So how do you increase the chances of your solution succeeding?
Here are some of the standard practices that will help you mitigate the risks of failure and hopefully get your innovation out there safely.
- Develop a clear strategy. As cliché as it sounds, this point can not be overstated. Make sure you have a clear vision of approaching innovation within your business structure. This includes building a solid business plan around your idea and estimation of financing and resources needed.
- Get executive support. If corporate innovation is to be successful, you need to have the support of the higher-ups. The execs need to sign off on the strategy and have trust in the team and the process. Otherwise, you might end up as a victim of politics and power play between the management.
- Make sure the investment criteria are transparent. Criteria for engaging in corporate innovation programs should be transparent, so again, make sure you’re on the same page with all the decisive people in your company.
- Build a dedicated team. Depending on the strategy, you might have to either hire a whole group of dedicated employees or reassign them from different departments. Even if you decide you’re only funding start-ups with a VC arm, you’re still going to need a team of people who supervise the investment. So make sure you choose the right people.
- Invest in customer validation. The decision-making process needs to include the phase of customer validation – to put it simply – make sure the product you’re innovating has some traction within its potential users. You don’t want to lose millions of dollars developing a dud nobody is interested in.
- Don’t be afraid of the risk. It might be counterintuitive for many people working in corporate structures, but who doesn’t risk doesn’t reap the rewards. And this rings very true in the corporate innovation community. Of course, risk should still be calculated and within specific confines. High performing companies invest in disruptive but risky projects and are not afraid to move on something first.
- Build Innovation Culture. Building corporate innovation culture may be the biggest challenge, as it requires an organizational shift and dedication to the cause. It doesn’t happen overnight either, and you have to be patient and prepared to face many obstacles along the way. However, once a company develops a solid innovation infrastructure, a culture behind it – it is bound to succeed.
Corporate innovation is a complex process that is full of hardships and uncertainties. It requires a great business plan, a dedicated team, perfect timing, and most importantly, a vision. Assuming you already have the support of the executives and enough resources to even start it.

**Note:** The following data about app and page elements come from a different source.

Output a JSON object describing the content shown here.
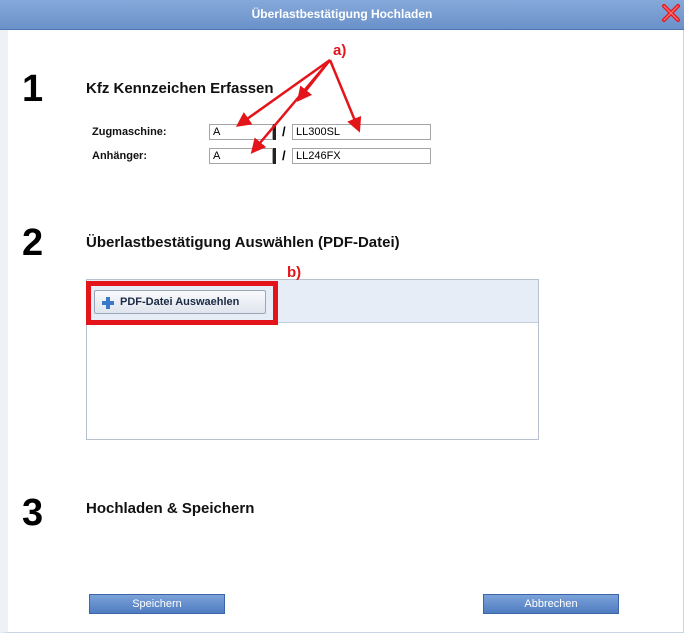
{
  "dialog": {
    "title": "Überlastbestätigung Hochladen",
    "close_icon": "close-icon"
  },
  "step1": {
    "number": "1",
    "title": "Kfz Kennzeichen Erfassen",
    "fields": [
      {
        "label": "Zugmaschine:",
        "prefix": "A",
        "plate": "LL300SL"
      },
      {
        "label": "Anhänger:",
        "prefix": "A",
        "plate": "LL246FX"
      }
    ],
    "separator": "/"
  },
  "step2": {
    "number": "2",
    "title": "Überlastbestätigung Auswählen (PDF-Datei)",
    "button_label": "PDF-Datei Auswaehlen",
    "button_icon": "plus-icon"
  },
  "step3": {
    "number": "3",
    "title": "Hochladen & Speichern"
  },
  "annotations": {
    "a": "a)",
    "b": "b)"
  },
  "actions": {
    "save": "Speichern",
    "cancel": "Abbrechen"
  },
  "colors": {
    "titlebar": "#6a91c9",
    "annotation_red": "#e4141b",
    "button_blue": "#4f7cc0"
  }
}
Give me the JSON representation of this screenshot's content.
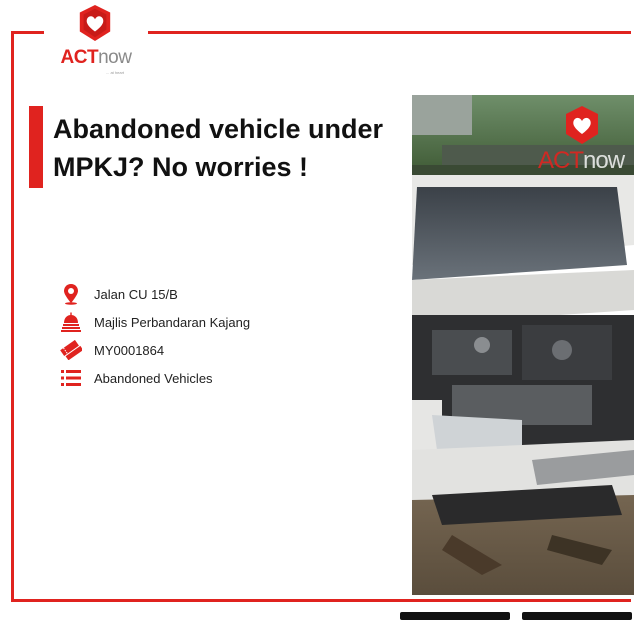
{
  "logo": {
    "act": "ACT",
    "now": "now",
    "tagline": "... at heart"
  },
  "title": {
    "line1": "Abandoned vehicle under",
    "line2": "MPKJ? No worries !"
  },
  "details": {
    "location": "Jalan CU 15/B",
    "agency": "Majlis Perbandaran Kajang",
    "ticket_id": "MY0001864",
    "category": "Abandoned Vehicles"
  },
  "photo_watermark": {
    "act": "ACT",
    "now": "now"
  },
  "icons": {
    "location": "map-pin-icon",
    "agency": "government-building-icon",
    "ticket": "ticket-icon",
    "category": "list-icon"
  },
  "colors": {
    "accent": "#e0231f",
    "text": "#111111",
    "muted": "#8a8a8a"
  }
}
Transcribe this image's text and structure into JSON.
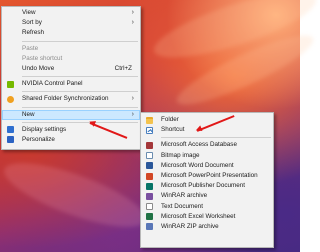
{
  "context_menu": {
    "items": [
      {
        "label": "View",
        "submenu": true
      },
      {
        "label": "Sort by",
        "submenu": true
      },
      {
        "label": "Refresh"
      },
      {
        "label": "Paste",
        "disabled": true
      },
      {
        "label": "Paste shortcut",
        "disabled": true
      },
      {
        "label": "Undo Move",
        "shortcut": "Ctrl+Z"
      },
      {
        "label": "NVIDIA Control Panel",
        "icon": "nvidia-icon"
      },
      {
        "label": "Shared Folder Synchronization",
        "icon": "sync-icon",
        "submenu": true
      },
      {
        "label": "New",
        "submenu": true,
        "highlighted": true
      },
      {
        "label": "Display settings",
        "icon": "display-icon"
      },
      {
        "label": "Personalize",
        "icon": "personalize-icon"
      }
    ],
    "submenu_arrow": "›"
  },
  "new_submenu": {
    "items": [
      {
        "label": "Folder",
        "icon": "folder-icon"
      },
      {
        "label": "Shortcut",
        "icon": "shortcut-icon"
      },
      {
        "label": "Microsoft Access Database",
        "icon": "access-icon"
      },
      {
        "label": "Bitmap image",
        "icon": "bitmap-icon"
      },
      {
        "label": "Microsoft Word Document",
        "icon": "word-icon"
      },
      {
        "label": "Microsoft PowerPoint Presentation",
        "icon": "powerpoint-icon"
      },
      {
        "label": "Microsoft Publisher Document",
        "icon": "publisher-icon"
      },
      {
        "label": "WinRAR archive",
        "icon": "winrar-icon"
      },
      {
        "label": "Text Document",
        "icon": "text-icon"
      },
      {
        "label": "Microsoft Excel Worksheet",
        "icon": "excel-icon"
      },
      {
        "label": "WinRAR ZIP archive",
        "icon": "zip-icon"
      }
    ]
  },
  "colors": {
    "menu_bg": "#f2f2f2",
    "highlight": "#cce8ff",
    "annotation_arrow": "#e11818"
  }
}
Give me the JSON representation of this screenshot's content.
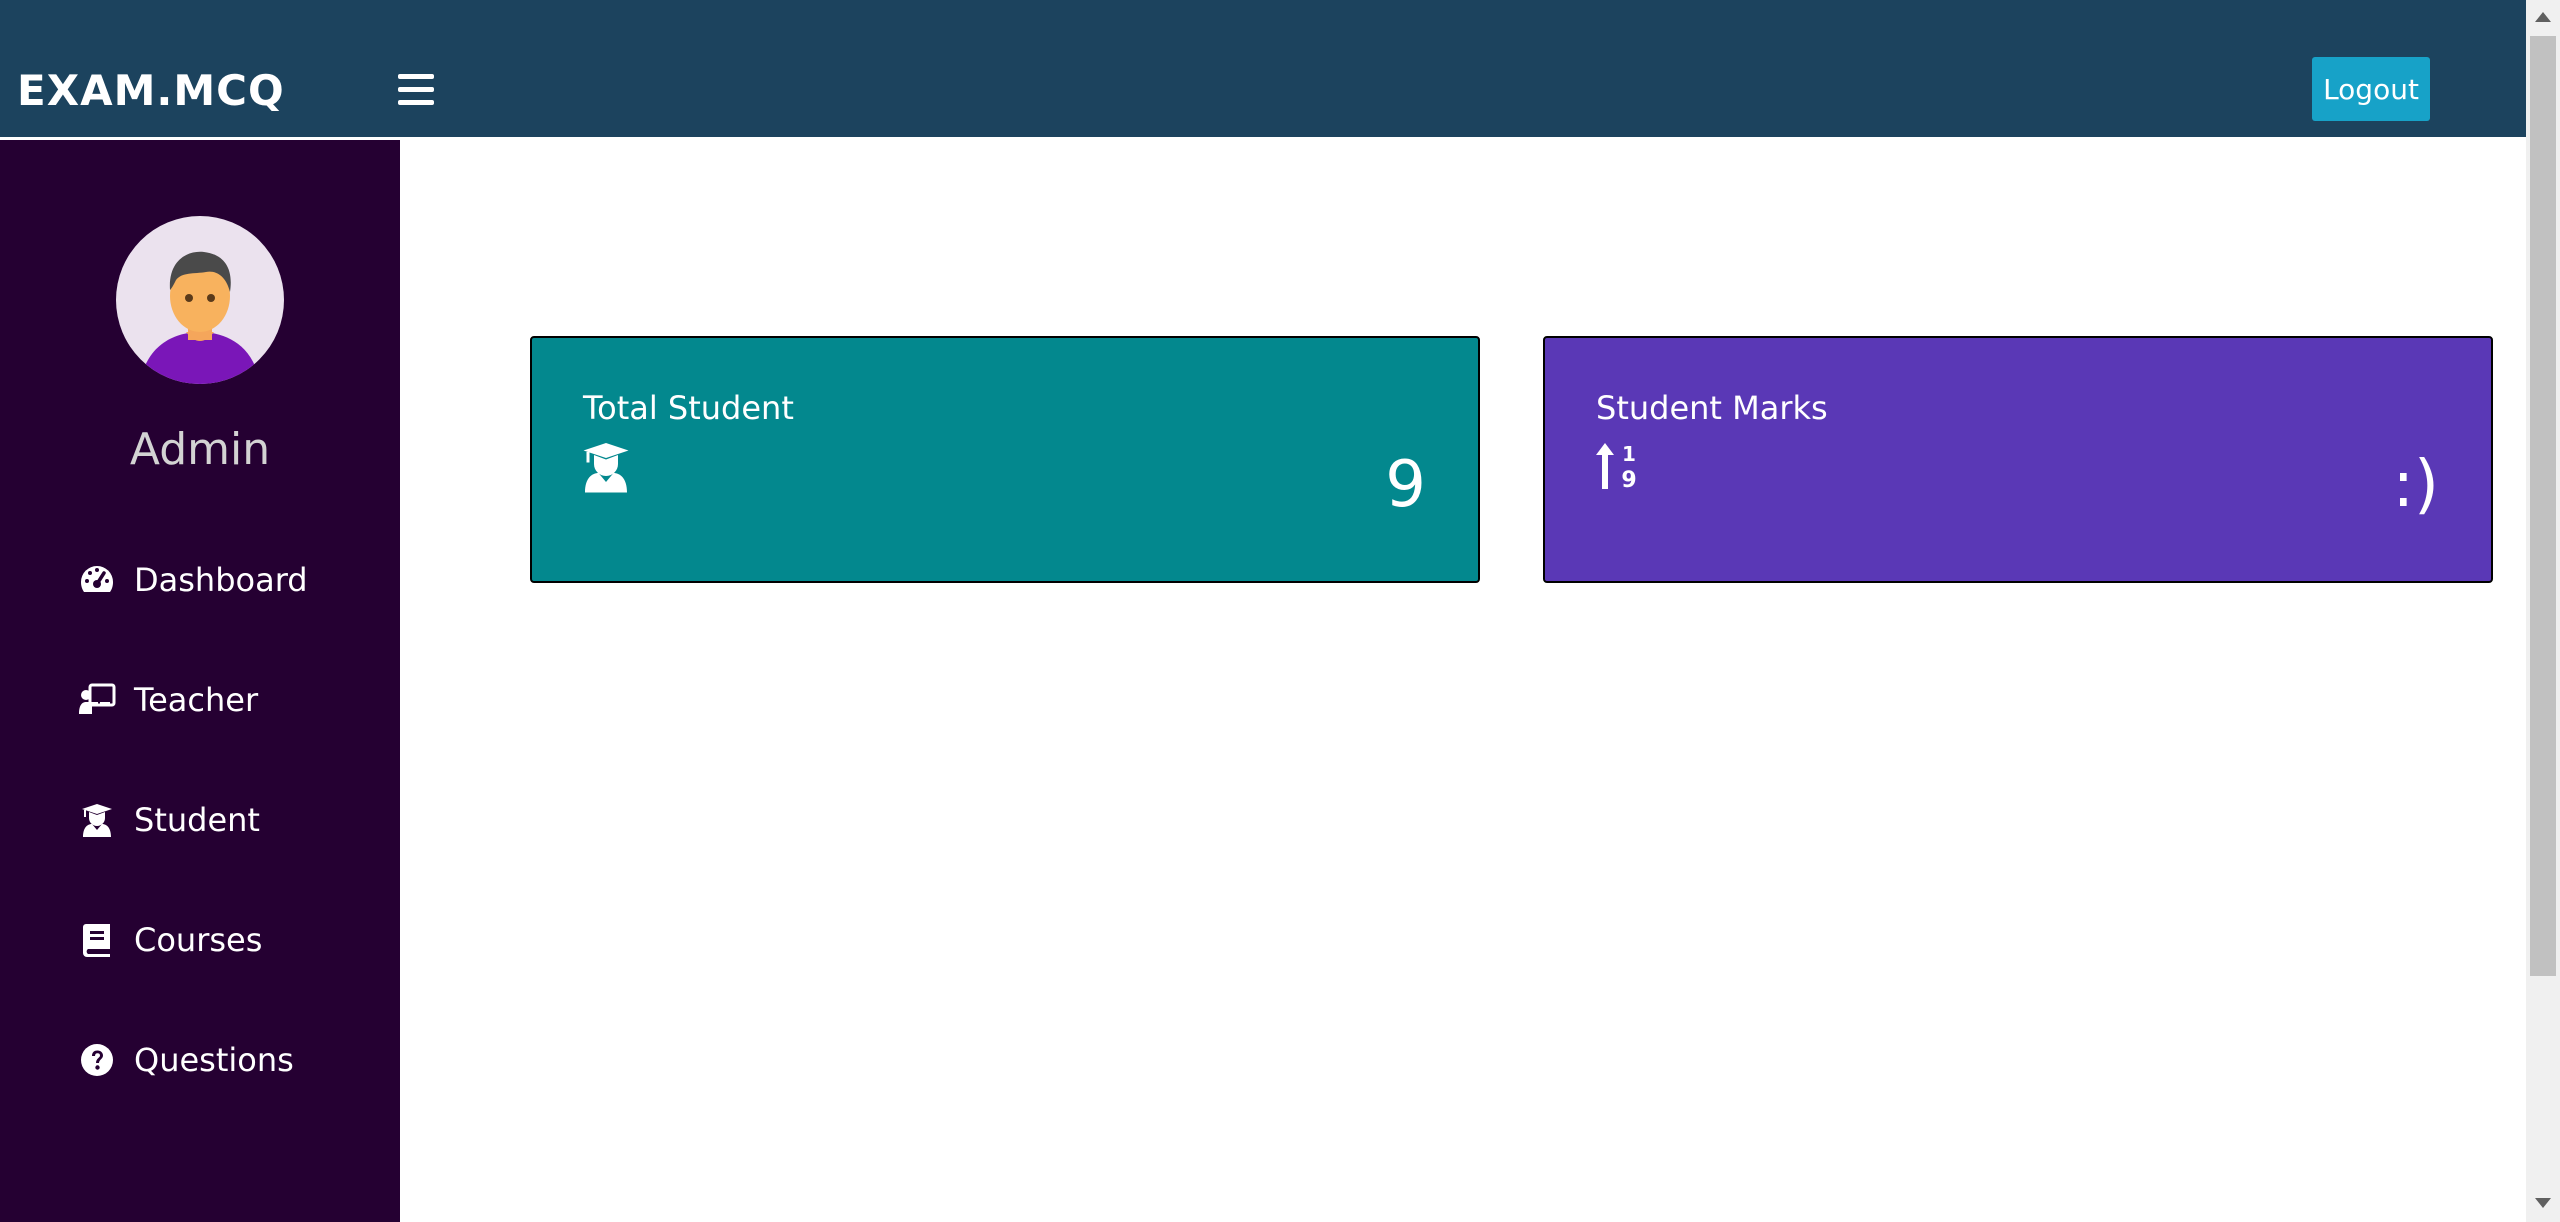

That’s why it’s crucial to make sure you’ve crossed all the t’s and dotted all the i’s before initiating the whole process.
Great innovation can happen anywhere, and if there is one place with all the means and reasons to make it happen – it is a big enterprise.